Young himself attributes much of his appeal to the performance of his corporate insurance practice. “The fact that I’ve demonstrated success in my practice I’m sure contributes to people feeling that I have the authority to bring even greater successes across the whole firm,” he concludes.

But why plump for corporate insurance in the first place? It is hardly the glamour end of the profession, after all. How many young lawyers dream of spending their lives with clients who have a reputation for wearing nylon suits and brown shoes?

As with many niche areas, it seems that Young just slipped into it – but he certainly made it his own. Although Herbert Smith, Clifford Chance and Freshfields also have rated practices in the sector, Young’s is the acknowledged market leader.

“Demutualisation as a concept very rapidly evolved at a technical level between 1996 and 1999. During that time I led the three most high-profile deals,” explains Young. He also worked on Equitable, of which he says: “I was personally very proud of that and also frankly utterly drained. I’ve never been nearer to a state of physical and mental collapse than I was then.”

Young relates his glee at having an hour alone with German Düsseldorf corporate insurance partner Christoph Kueppers when the two happily discussed insurance without interference from anybody else. If Lovells were to sell tickets to a gig like that, there would be few takers at the firm. What the partners do understand, though, is that Young has top-level City contacts across banks and financial institutions, is technically brilliant and brings in wedges of cash. Not a bad combination.

Crucially, Young will not give up his day job: he will continue to maintain relationships with key insurance contacts and will do some high-level regulatory work. “That’s my whole approach,” he says. “Andrew became senior partner at a time when the senior partner was much more directly involved in management responsibilities.”

Walker did little fee-earning and, across the City, from Lovells to Clifford Chance, partners are increasingly suspicious of managers who just manage. Top brass needs to prove they can still do the law bit – or at least charm the clients.

Young fits the profile here. He says one of the most important aspects of his job as senior partner will be to represent the firm with clients. Probably some of them will find him unconventional, but his stellar reputation as a lawyer will help him to sell the firm both in the City and worldwide.

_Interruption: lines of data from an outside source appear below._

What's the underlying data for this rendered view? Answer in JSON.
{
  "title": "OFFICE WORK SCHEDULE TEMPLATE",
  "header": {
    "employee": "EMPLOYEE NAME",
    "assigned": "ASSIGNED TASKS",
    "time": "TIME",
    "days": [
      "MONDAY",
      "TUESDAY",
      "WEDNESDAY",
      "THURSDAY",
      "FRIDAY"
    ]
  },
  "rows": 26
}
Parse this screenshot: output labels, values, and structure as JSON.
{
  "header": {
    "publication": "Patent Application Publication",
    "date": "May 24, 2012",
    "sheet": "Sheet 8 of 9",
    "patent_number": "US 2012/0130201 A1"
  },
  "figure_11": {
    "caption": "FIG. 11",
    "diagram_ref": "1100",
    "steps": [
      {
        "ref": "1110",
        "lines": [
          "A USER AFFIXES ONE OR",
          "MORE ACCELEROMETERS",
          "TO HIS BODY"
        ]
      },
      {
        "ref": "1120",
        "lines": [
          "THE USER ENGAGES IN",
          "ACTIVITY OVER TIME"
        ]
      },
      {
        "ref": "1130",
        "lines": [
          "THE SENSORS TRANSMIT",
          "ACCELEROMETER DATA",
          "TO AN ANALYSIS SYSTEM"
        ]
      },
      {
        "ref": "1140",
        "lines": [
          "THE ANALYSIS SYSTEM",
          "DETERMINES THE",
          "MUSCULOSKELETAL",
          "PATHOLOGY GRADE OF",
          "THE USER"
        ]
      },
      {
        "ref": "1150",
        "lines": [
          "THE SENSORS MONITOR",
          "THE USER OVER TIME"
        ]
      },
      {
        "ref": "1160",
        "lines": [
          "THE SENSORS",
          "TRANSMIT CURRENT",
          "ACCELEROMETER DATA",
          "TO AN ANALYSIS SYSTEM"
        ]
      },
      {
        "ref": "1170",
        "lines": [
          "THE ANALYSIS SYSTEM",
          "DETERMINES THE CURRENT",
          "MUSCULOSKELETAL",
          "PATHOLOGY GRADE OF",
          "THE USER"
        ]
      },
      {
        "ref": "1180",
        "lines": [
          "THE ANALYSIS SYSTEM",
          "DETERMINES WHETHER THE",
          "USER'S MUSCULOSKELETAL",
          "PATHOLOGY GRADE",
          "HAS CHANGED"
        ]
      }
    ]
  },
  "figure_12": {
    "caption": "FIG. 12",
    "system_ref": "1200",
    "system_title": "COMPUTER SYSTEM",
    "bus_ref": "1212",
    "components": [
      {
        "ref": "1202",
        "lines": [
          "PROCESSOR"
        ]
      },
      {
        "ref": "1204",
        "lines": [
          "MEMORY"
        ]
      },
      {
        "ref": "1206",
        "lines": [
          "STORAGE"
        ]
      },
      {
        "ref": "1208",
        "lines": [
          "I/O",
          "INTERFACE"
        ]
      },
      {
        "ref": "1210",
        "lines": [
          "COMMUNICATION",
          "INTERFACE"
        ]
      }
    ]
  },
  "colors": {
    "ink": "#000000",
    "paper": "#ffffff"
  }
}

When we discuss what else he will do as senior partner, he talks about “binding the partners together”. On the international front, he also discusses the US, which he describes as the “ghost at every feast”. In other words, Lovells faces the same issues as most firms of its size.

Interestingly, though, he explicitly refers to a less pleasant aspect of the job: dealing with underperforming partners. “We’re a lockstep partnership,” says Young. “We have expectations that partners perform to a certain level. There are always going to be issues with partners not coming up to scratch.”

Last year Lovells reintroduced a salaried partnership, partly as a mechanism for dealing with underperforming equity partners, who can now be moved down to a salaried band. Dealing with underperformers will be considerably easier for Young, a major fee-earner and highly respected practitioner, than it was for Walker. But the question is, will he be as tough as Nineham would have been?

Young’s likely plan after his four-year term is to slip back into the corporate insurance practice for his twighlight years. When his term ends, he will be 51 and, he claims, “my outdoor activities mean I want to be retired while my knees are in good working order”. (I think he is talking about mountaineering here.)

While he is in the senior partner post, Young’s relationship with MacDonagh will be fascinating. Some partners at the firm say they do not get along, others go so far as to say there is an active dislike on at least one side. Characterwise, they are at opposite ends of the spectrum. “We’re very different, but I’m very flexible,” points out Young. “I don’t see that there’ll be any issues going forward.”

MacDonagh is certainly much better dressed. You never know, she may end up being Sybil to Young’s Basil.
John Young